- Directions -
In the records, each line holding "favicon" must be reported.

- Excerpted data -
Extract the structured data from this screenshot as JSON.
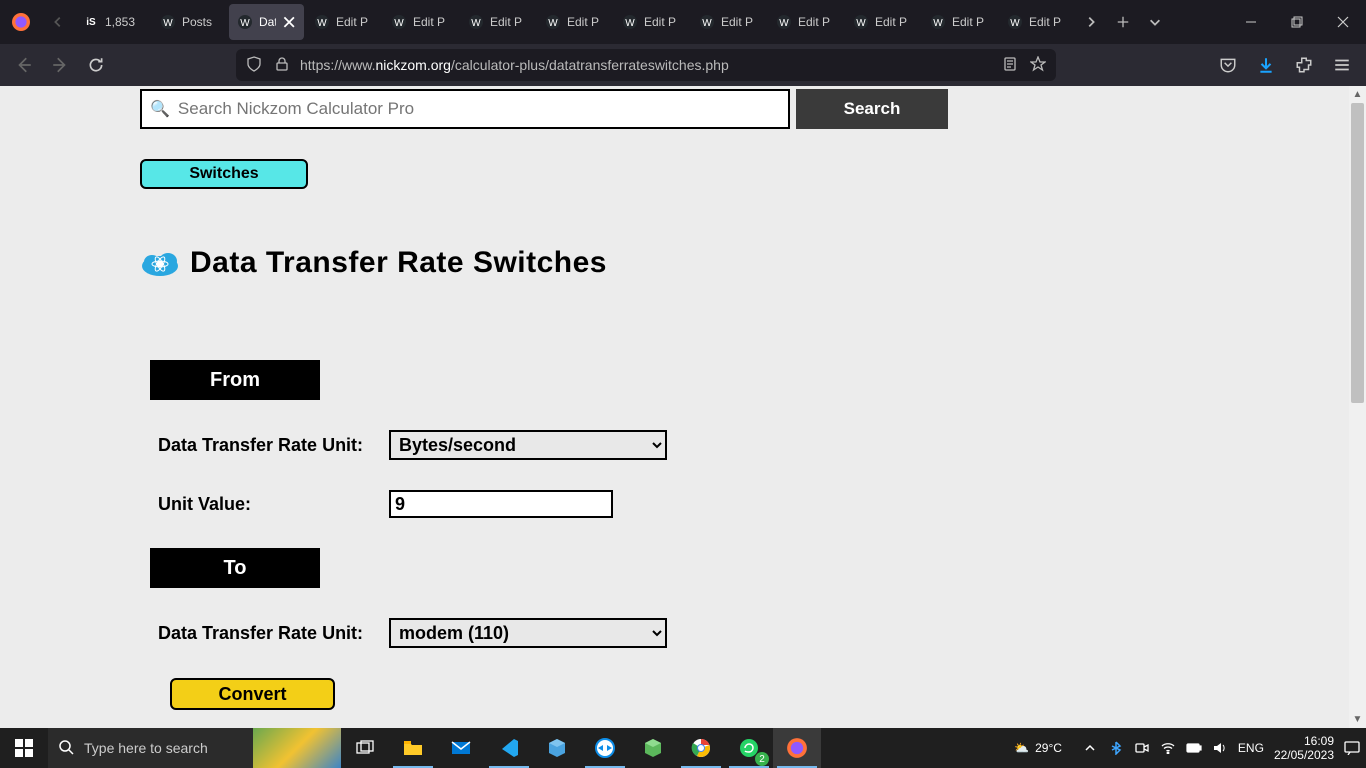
{
  "browser": {
    "tabs": [
      {
        "title": "1,853",
        "fav": "is"
      },
      {
        "title": "Posts",
        "fav": "wp"
      },
      {
        "title": "Dat",
        "fav": "wp",
        "active": true
      },
      {
        "title": "Edit P",
        "fav": "wp"
      },
      {
        "title": "Edit P",
        "fav": "wp"
      },
      {
        "title": "Edit P",
        "fav": "wp"
      },
      {
        "title": "Edit P",
        "fav": "wp"
      },
      {
        "title": "Edit P",
        "fav": "wp"
      },
      {
        "title": "Edit P",
        "fav": "wp"
      },
      {
        "title": "Edit P",
        "fav": "wp"
      },
      {
        "title": "Edit P",
        "fav": "wp"
      },
      {
        "title": "Edit P",
        "fav": "wp"
      },
      {
        "title": "Edit P",
        "fav": "wp"
      }
    ],
    "url_prefix": "https://www.",
    "url_host": "nickzom.org",
    "url_path": "/calculator-plus/datatransferrateswitches.php"
  },
  "page": {
    "search_placeholder": "Search Nickzom Calculator Pro",
    "search_btn": "Search",
    "switches_btn": "Switches",
    "title": "Data Transfer Rate Switches",
    "from_label": "From",
    "to_label": "To",
    "unit_label": "Data Transfer Rate Unit:",
    "value_label": "Unit Value:",
    "from_unit": "Bytes/second",
    "value": "9",
    "to_unit": "modem (110)",
    "convert_btn": "Convert"
  },
  "taskbar": {
    "search_placeholder": "Type here to search",
    "weather": "29°C",
    "lang": "ENG",
    "time": "16:09",
    "date": "22/05/2023",
    "whatsapp_badge": "2"
  }
}
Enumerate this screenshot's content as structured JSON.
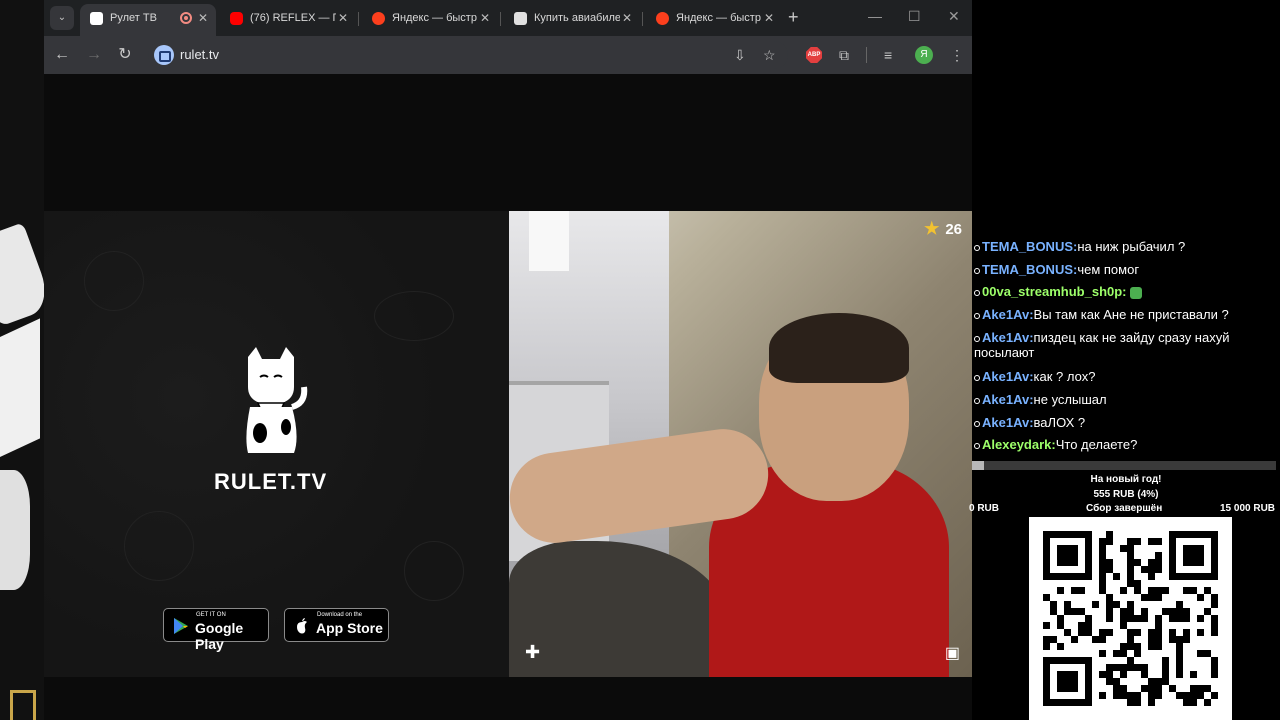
{
  "browser": {
    "tabs": [
      {
        "label": "Рулет ТВ",
        "active": true,
        "favicon": "rulet-favicon",
        "recording": true
      },
      {
        "label": "(76) REFLEX — П",
        "favicon": "youtube-favicon"
      },
      {
        "label": "Яндекс — быстр",
        "favicon": "yandex-favicon"
      },
      {
        "label": "Купить авиабиле",
        "favicon": "aviasales-favicon"
      },
      {
        "label": "Яндекс — быстр",
        "favicon": "yandex-favicon"
      }
    ],
    "new_tab": "+",
    "window_controls": {
      "minimize": "—",
      "maximize": "☐",
      "close": "✕"
    },
    "url": "rulet.tv",
    "profile_initial": "Я",
    "abp_label": "ABP"
  },
  "page": {
    "brand": "RULET.TV",
    "google_play": {
      "small": "GET IT ON",
      "big": "Google Play"
    },
    "app_store": {
      "small": "Download on the",
      "big": "App Store"
    },
    "rating": "26"
  },
  "chat": [
    {
      "user": "TEMA_BONUS:",
      "text": "на ниж рыбачил ?",
      "color": "blue"
    },
    {
      "user": "TEMA_BONUS:",
      "text": "чем помог",
      "color": "blue"
    },
    {
      "user": "00va_streamhub_sh0p:",
      "text": "",
      "color": "green",
      "emote": true
    },
    {
      "user": "Ake1Av:",
      "text": "Вы там как Ане не приставали ?",
      "color": "blue"
    },
    {
      "user": "Ake1Av:",
      "text": "пиздец как не зайду сразу нахуй посылают",
      "color": "blue"
    },
    {
      "user": "Ake1Av:",
      "text": "как ? лох?",
      "color": "blue"
    },
    {
      "user": "Ake1Av:",
      "text": "не услышал",
      "color": "blue"
    },
    {
      "user": "Ake1Av:",
      "text": "ваЛОХ ?",
      "color": "blue"
    },
    {
      "user": "Alexeydark:",
      "text": "Что делаете?",
      "color": "green"
    }
  ],
  "donation_goal": {
    "title": "На новый год!",
    "current": "555 RUB (4%)",
    "progress": 0.04,
    "min": "0 RUB",
    "status": "Сбор завершён",
    "max": "15 000 RUB"
  }
}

- Finished task -
        "favicon": "rulet-favicon",
        "favicon": "youtube-favicon"
        "favicon": "yandex-favicon"
        "favicon": "aviasales-favicon"
        "favicon": "yandex-favicon"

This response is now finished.